Please copy every line below that contains the string "JSON".

______

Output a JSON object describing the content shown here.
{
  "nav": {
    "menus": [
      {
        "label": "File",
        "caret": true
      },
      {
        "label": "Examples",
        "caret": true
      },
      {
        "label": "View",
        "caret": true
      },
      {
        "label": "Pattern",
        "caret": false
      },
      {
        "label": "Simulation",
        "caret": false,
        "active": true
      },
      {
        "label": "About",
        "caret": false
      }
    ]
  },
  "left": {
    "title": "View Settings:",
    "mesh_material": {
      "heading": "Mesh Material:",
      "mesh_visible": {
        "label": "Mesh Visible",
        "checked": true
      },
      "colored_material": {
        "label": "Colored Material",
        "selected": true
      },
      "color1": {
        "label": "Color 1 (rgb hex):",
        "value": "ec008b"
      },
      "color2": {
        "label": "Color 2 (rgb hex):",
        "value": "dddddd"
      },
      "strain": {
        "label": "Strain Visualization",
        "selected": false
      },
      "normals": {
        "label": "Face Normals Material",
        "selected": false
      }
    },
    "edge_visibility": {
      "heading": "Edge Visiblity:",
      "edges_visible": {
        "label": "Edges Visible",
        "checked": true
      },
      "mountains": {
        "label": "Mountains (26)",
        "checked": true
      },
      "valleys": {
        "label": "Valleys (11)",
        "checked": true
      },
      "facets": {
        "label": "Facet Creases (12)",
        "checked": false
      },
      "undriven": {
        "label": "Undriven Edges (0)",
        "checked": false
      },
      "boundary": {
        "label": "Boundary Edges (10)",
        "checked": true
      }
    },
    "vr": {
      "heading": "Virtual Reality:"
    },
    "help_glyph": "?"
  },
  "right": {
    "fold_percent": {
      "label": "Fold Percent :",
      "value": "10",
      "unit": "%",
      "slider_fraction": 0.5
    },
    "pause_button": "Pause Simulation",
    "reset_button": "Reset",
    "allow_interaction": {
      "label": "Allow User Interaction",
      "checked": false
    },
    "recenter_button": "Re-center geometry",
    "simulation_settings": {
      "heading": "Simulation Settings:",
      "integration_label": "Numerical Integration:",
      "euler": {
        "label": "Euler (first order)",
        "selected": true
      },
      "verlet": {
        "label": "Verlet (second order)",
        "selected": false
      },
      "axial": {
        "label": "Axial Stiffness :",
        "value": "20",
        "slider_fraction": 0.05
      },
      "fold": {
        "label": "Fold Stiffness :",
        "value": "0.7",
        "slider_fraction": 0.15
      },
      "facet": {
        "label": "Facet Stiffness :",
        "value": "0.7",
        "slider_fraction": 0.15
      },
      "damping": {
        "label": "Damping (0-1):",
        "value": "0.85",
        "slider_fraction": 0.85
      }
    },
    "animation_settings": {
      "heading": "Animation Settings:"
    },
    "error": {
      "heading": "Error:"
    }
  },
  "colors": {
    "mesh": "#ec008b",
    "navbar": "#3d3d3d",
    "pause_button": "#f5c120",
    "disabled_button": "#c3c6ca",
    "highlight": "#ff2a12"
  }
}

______

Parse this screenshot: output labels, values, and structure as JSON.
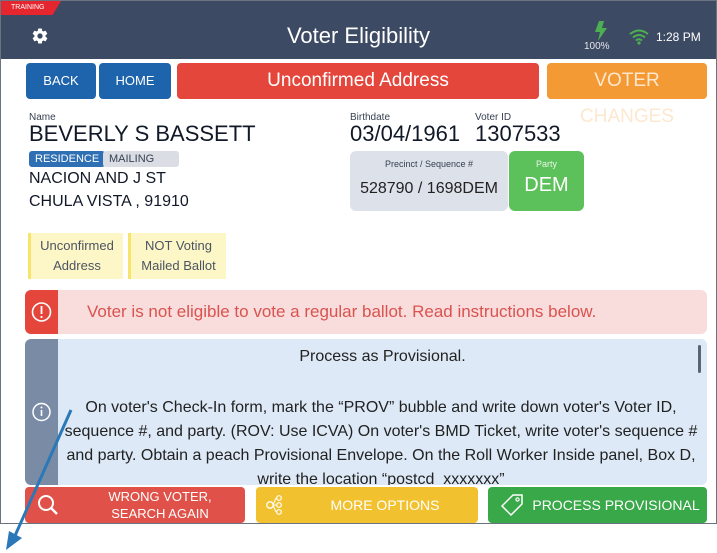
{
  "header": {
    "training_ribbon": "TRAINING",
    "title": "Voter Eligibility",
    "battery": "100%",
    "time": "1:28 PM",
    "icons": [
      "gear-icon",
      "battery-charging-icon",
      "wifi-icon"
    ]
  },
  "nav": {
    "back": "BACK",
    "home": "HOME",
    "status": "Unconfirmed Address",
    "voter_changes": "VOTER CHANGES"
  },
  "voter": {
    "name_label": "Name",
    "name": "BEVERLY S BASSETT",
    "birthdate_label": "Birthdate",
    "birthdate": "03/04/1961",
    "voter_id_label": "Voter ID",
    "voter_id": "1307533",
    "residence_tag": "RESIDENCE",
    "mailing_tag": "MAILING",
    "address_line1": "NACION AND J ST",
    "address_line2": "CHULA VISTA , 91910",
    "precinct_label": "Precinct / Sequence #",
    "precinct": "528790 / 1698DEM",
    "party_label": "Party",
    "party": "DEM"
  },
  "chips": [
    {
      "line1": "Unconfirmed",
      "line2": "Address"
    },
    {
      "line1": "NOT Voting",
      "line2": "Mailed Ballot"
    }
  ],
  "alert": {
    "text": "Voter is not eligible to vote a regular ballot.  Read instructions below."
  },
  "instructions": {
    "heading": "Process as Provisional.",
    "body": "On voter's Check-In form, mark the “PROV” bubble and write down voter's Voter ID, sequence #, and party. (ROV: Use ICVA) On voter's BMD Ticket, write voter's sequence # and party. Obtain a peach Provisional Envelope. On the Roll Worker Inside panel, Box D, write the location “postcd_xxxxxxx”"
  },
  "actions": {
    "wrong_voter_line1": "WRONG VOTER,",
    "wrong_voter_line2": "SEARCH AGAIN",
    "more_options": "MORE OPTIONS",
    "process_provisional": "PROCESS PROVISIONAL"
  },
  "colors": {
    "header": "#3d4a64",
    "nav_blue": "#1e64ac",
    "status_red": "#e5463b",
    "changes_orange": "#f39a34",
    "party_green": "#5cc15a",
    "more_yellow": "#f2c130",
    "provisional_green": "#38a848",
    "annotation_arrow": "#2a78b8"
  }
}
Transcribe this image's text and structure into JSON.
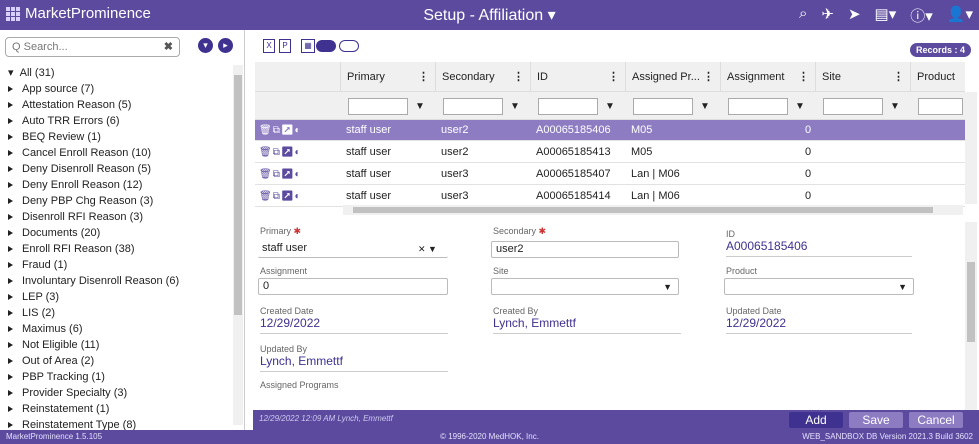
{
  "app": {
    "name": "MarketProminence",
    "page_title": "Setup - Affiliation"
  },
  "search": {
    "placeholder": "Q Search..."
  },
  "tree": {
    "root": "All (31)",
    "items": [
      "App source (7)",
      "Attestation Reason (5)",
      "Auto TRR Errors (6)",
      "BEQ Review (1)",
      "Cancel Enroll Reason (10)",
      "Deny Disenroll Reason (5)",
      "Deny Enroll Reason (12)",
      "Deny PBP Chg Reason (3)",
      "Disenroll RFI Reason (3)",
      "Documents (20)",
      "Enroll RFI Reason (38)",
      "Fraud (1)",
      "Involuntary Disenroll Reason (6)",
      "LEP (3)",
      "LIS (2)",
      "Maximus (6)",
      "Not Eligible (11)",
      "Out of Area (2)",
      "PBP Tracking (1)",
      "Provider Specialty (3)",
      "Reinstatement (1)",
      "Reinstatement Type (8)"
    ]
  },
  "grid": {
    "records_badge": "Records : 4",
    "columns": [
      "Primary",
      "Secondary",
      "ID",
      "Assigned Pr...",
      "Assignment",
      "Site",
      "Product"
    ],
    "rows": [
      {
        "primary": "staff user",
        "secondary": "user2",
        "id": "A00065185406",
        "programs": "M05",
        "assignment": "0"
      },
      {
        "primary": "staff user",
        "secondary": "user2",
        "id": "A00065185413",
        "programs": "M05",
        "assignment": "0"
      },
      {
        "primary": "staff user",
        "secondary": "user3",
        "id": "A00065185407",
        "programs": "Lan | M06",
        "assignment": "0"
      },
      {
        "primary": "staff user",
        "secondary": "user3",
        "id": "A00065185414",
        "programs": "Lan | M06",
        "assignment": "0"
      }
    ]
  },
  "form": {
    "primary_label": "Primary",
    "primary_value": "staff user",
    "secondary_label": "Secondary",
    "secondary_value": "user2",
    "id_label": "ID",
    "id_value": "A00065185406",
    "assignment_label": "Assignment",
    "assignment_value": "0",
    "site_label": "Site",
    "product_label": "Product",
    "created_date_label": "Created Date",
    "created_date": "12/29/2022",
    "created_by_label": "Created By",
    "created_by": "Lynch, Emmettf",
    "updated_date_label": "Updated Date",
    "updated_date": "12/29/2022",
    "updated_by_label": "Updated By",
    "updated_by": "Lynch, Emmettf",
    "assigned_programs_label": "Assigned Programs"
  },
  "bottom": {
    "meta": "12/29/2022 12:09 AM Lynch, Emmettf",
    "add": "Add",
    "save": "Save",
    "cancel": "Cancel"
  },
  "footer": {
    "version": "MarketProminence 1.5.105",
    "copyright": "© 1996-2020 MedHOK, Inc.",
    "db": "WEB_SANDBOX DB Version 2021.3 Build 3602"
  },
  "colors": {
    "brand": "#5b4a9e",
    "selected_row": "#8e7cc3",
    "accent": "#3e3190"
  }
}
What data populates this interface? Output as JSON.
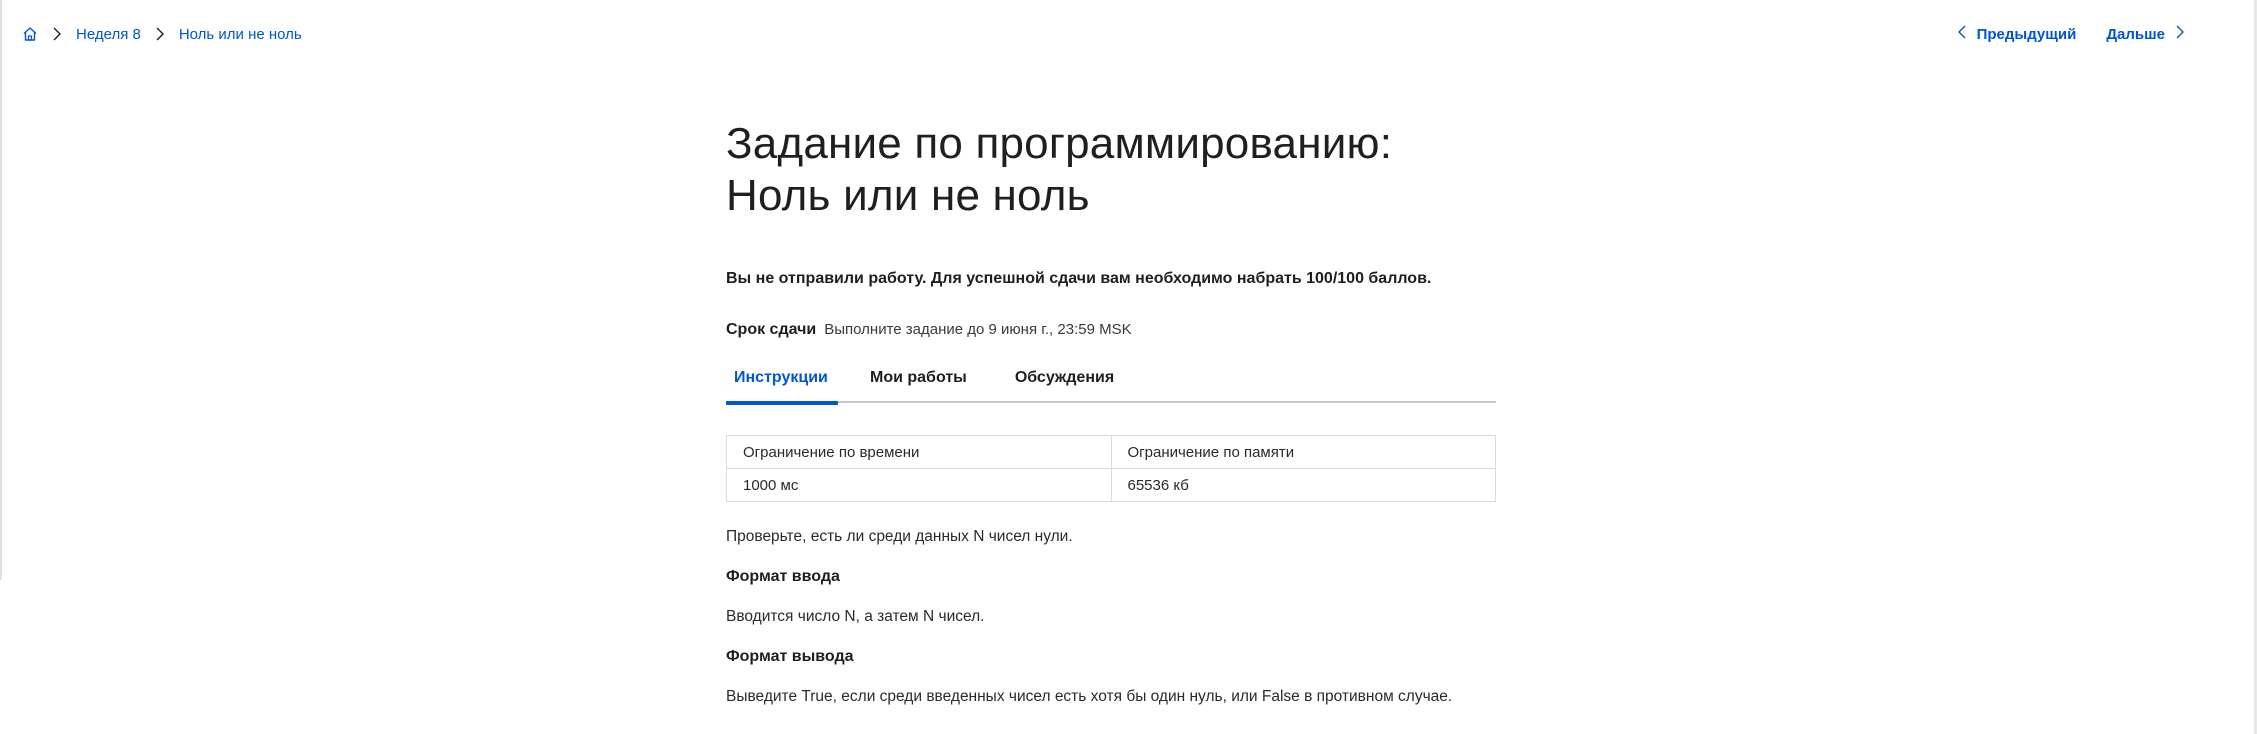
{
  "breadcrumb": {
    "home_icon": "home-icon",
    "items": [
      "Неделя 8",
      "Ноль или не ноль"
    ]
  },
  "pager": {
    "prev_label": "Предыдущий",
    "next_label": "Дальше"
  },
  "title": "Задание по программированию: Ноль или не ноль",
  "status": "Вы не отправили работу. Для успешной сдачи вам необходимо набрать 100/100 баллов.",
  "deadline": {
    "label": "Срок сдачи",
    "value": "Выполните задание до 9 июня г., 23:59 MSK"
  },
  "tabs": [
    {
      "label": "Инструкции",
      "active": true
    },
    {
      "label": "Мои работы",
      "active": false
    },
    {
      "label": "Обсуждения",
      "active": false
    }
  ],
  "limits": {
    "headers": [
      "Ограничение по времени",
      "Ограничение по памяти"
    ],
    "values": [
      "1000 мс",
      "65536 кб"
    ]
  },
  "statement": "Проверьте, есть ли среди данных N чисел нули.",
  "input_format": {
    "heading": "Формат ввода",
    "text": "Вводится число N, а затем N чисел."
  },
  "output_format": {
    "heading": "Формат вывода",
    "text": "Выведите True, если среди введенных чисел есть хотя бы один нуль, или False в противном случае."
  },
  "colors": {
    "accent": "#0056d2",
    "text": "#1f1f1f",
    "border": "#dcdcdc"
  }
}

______

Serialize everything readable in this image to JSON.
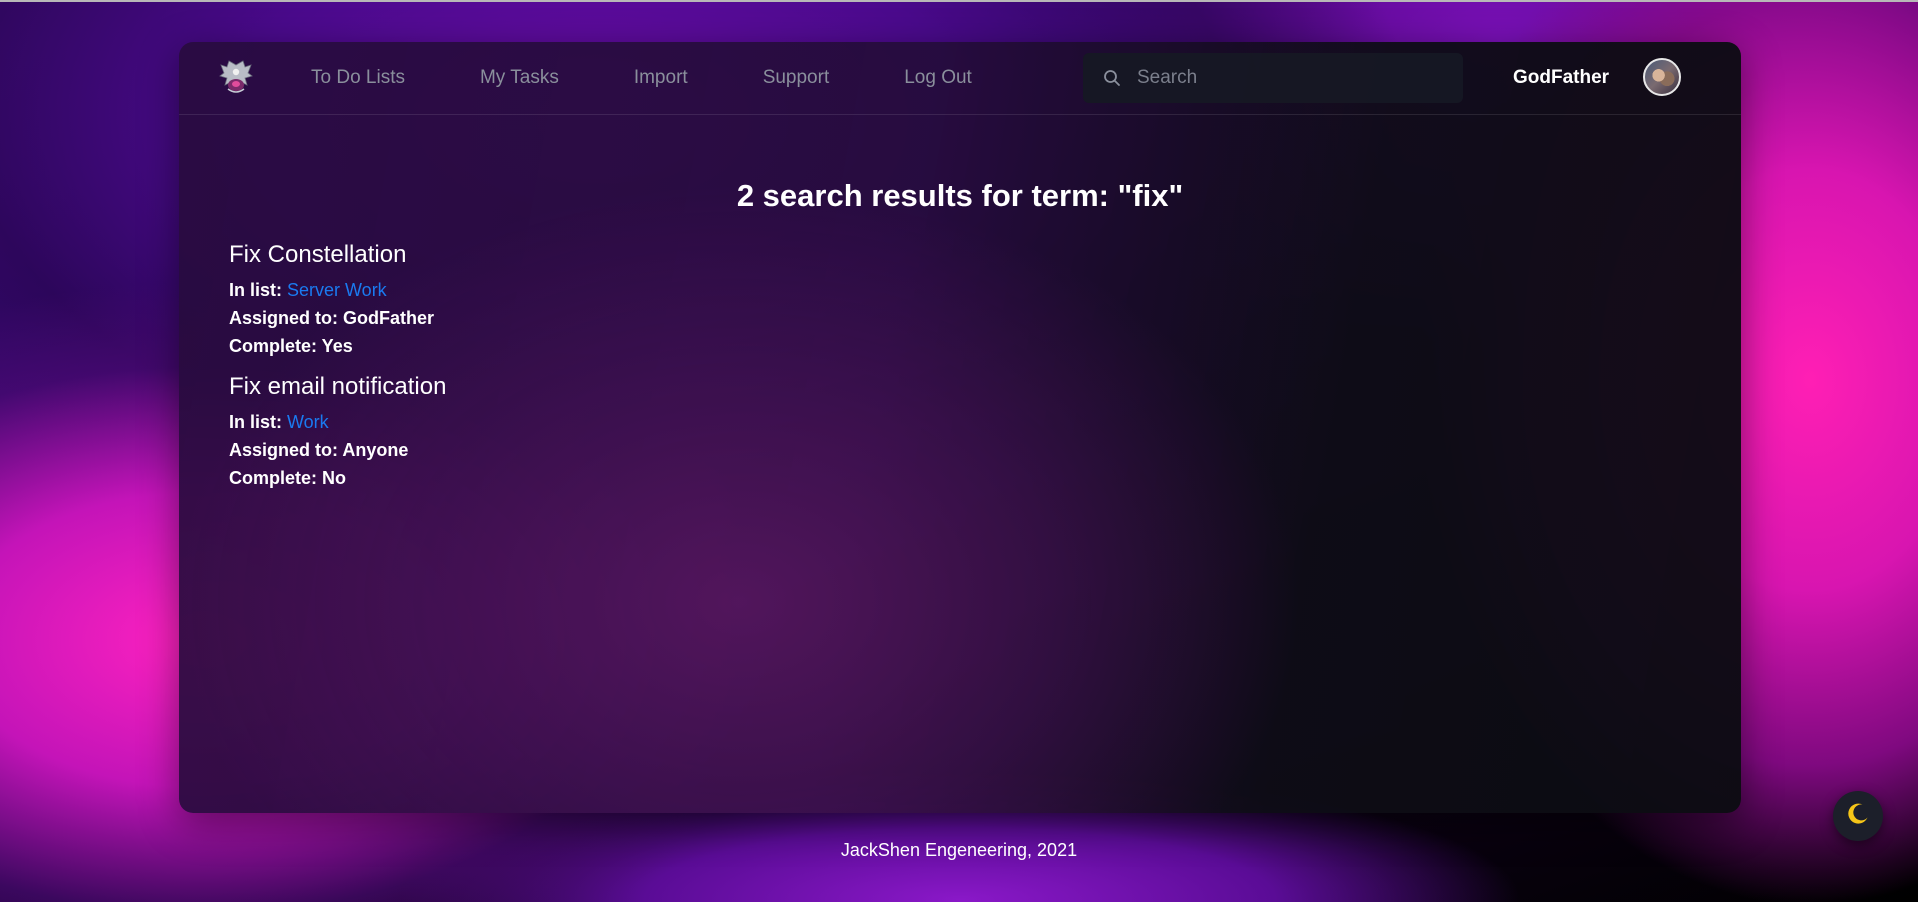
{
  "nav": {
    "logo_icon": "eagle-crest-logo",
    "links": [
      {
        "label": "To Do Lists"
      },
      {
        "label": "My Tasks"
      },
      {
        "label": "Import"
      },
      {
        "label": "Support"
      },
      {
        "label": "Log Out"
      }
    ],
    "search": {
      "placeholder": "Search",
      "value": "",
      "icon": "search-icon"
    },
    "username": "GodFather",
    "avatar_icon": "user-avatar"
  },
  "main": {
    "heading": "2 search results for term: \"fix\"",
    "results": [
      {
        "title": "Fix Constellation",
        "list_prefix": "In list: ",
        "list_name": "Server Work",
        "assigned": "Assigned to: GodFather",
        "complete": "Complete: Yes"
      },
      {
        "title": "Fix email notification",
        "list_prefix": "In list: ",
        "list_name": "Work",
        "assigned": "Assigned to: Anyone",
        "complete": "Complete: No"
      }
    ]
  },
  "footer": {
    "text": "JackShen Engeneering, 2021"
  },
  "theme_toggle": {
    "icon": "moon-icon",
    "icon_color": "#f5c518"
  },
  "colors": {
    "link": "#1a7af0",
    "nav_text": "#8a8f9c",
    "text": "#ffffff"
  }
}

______

Your solution.
Output a JSON object describing the content shown here.
Parse this screenshot: output labels, values, and structure as JSON.
Transcribe this image's text and structure into JSON.
What data populates this interface? Output as JSON.
Serialize everything readable in this image to JSON.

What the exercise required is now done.